**WORK REQUEST:** An exact reproduction of the records is required, with all pictures omitted.

(Page and application data records)
[Start of Attachment]

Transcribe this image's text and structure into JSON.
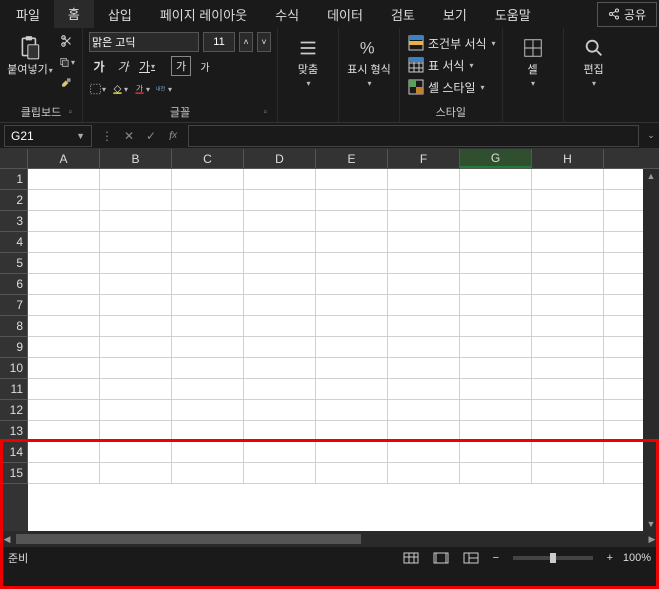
{
  "tabs": {
    "file": "파일",
    "home": "홈",
    "insert": "삽입",
    "layout": "페이지 레이아웃",
    "formulas": "수식",
    "data": "데이터",
    "review": "검토",
    "view": "보기",
    "help": "도움말"
  },
  "share_label": "공유",
  "ribbon": {
    "clipboard": {
      "label": "클립보드",
      "paste": "붙여넣기"
    },
    "font": {
      "label": "글꼴",
      "name": "맑은 고딕",
      "size": "11",
      "bold": "가",
      "italic": "가",
      "underline": "가",
      "boxed": "가",
      "super": "가"
    },
    "alignment": {
      "label": "맞춤"
    },
    "number": {
      "label": "표시 형식"
    },
    "styles": {
      "label": "스타일",
      "conditional": "조건부 서식",
      "table_format": "표 서식",
      "cell_style": "셀 스타일"
    },
    "cells": {
      "label": "셀"
    },
    "editing": {
      "label": "편집"
    }
  },
  "name_box": "G21",
  "columns": [
    "A",
    "B",
    "C",
    "D",
    "E",
    "F",
    "G",
    "H"
  ],
  "selected_col": "G",
  "rows": [
    1,
    2,
    3,
    4,
    5,
    6,
    7,
    8,
    9,
    10,
    11,
    12,
    13,
    14,
    15
  ],
  "status": {
    "ready": "준비",
    "zoom": "100%"
  },
  "chart_data": null
}
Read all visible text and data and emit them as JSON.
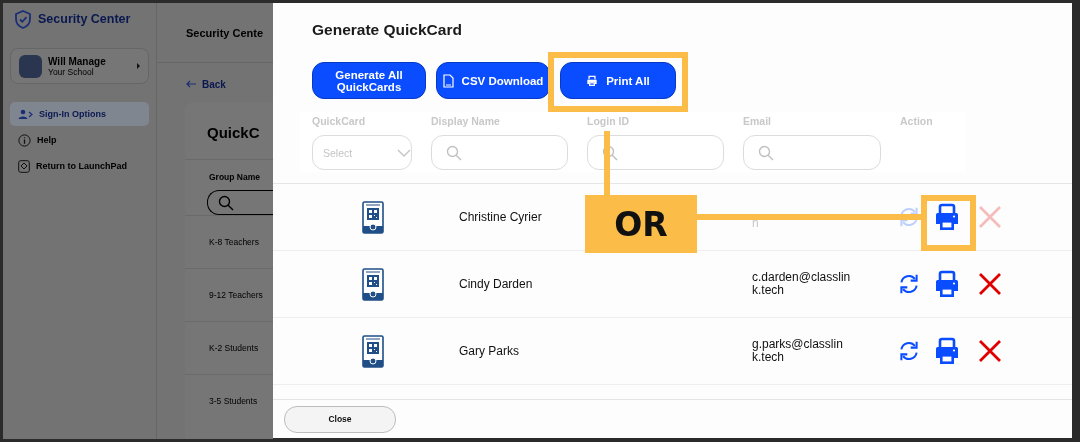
{
  "app": {
    "brand": "Security Center",
    "user": {
      "name": "Will Manage",
      "org": "Your School"
    },
    "nav": [
      {
        "label": "Sign-In Options",
        "kind": "signin",
        "selected": true
      },
      {
        "label": "Help",
        "kind": "help",
        "selected": false
      },
      {
        "label": "Return to LaunchPad",
        "kind": "launchpad",
        "selected": false
      }
    ],
    "page_title": "Security Cente",
    "back": "Back",
    "card_title": "QuickC",
    "group_column": "Group Name",
    "groups": [
      "K-8 Teachers",
      "9-12 Teachers",
      "K-2 Students",
      "3-5 Students"
    ]
  },
  "modal": {
    "title": "Generate QuickCard",
    "buttons": [
      {
        "label": "Generate All QuickCards",
        "kind": "plain"
      },
      {
        "label": "CSV Download",
        "kind": "csv"
      },
      {
        "label": "Print All",
        "kind": "print"
      }
    ],
    "columns": [
      "QuickCard",
      "Display Name",
      "Login ID",
      "Email",
      "Action"
    ],
    "filters": [
      {
        "kind": "select",
        "placeholder": "Select"
      },
      {
        "kind": "search"
      },
      {
        "kind": "search"
      },
      {
        "kind": "search"
      }
    ],
    "rows": [
      {
        "name": "Christine Cyrier",
        "email": "h",
        "dimmed": true
      },
      {
        "name": "Cindy Darden",
        "email": "c.darden@classlink.tech",
        "dimmed": false
      },
      {
        "name": "Gary Parks",
        "email": "g.parks@classlink.tech",
        "dimmed": false
      }
    ],
    "close": "Close"
  },
  "callout": {
    "label": "OR"
  }
}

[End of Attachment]

**WRITTEN SOLUTION:**
Transcribe this image's text and structure into JSON.
{
  "tabs": {
    "file": "파일",
    "home": "홈",
    "insert": "삽입",
    "layout": "페이지 레이아웃",
    "formulas": "수식",
    "data": "데이터",
    "review": "검토",
    "view": "보기",
    "help": "도움말"
  },
  "share_label": "공유",
  "ribbon": {
    "clipboard": {
      "label": "클립보드",
      "paste": "붙여넣기"
    },
    "font": {
      "label": "글꼴",
      "name": "맑은 고딕",
      "size": "11",
      "bold": "가",
      "italic": "가",
      "underline": "가",
      "boxed": "가",
      "super": "가"
    },
    "alignment": {
      "label": "맞춤"
    },
    "number": {
      "label": "표시 형식"
    },
    "styles": {
      "label": "스타일",
      "conditional": "조건부 서식",
      "table_format": "표 서식",
      "cell_style": "셀 스타일"
    },
    "cells": {
      "label": "셀"
    },
    "editing": {
      "label": "편집"
    }
  },
  "name_box": "G21",
  "columns": [
    "A",
    "B",
    "C",
    "D",
    "E",
    "F",
    "G",
    "H"
  ],
  "selected_col": "G",
  "rows": [
    1,
    2,
    3,
    4,
    5,
    6,
    7,
    8,
    9,
    10,
    11,
    12,
    13,
    14,
    15
  ],
  "status": {
    "ready": "준비",
    "zoom": "100%"
  },
  "chart_data": null
}
Read all visible text and data and emit them as JSON.
{
  "app": {
    "brand": "Security Center",
    "user": {
      "name": "Will Manage",
      "org": "Your School"
    },
    "nav": [
      {
        "label": "Sign-In Options",
        "kind": "signin",
        "selected": true
      },
      {
        "label": "Help",
        "kind": "help",
        "selected": false
      },
      {
        "label": "Return to LaunchPad",
        "kind": "launchpad",
        "selected": false
      }
    ],
    "page_title": "Security Cente",
    "back": "Back",
    "card_title": "QuickC",
    "group_column": "Group Name",
    "groups": [
      "K-8 Teachers",
      "9-12 Teachers",
      "K-2 Students",
      "3-5 Students"
    ]
  },
  "modal": {
    "title": "Generate QuickCard",
    "buttons": [
      {
        "label": "Generate All QuickCards",
        "kind": "plain"
      },
      {
        "label": "CSV Download",
        "kind": "csv"
      },
      {
        "label": "Print All",
        "kind": "print"
      }
    ],
    "columns": [
      "QuickCard",
      "Display Name",
      "Login ID",
      "Email",
      "Action"
    ],
    "filters": [
      {
        "kind": "select",
        "placeholder": "Select"
      },
      {
        "kind": "search"
      },
      {
        "kind": "search"
      },
      {
        "kind": "search"
      }
    ],
    "rows": [
      {
        "name": "Christine Cyrier",
        "email": "h",
        "dimmed": true
      },
      {
        "name": "Cindy Darden",
        "email": "c.darden@classlink.tech",
        "dimmed": false
      },
      {
        "name": "Gary Parks",
        "email": "g.parks@classlink.tech",
        "dimmed": false
      }
    ],
    "close": "Close"
  },
  "callout": {
    "label": "OR"
  }
}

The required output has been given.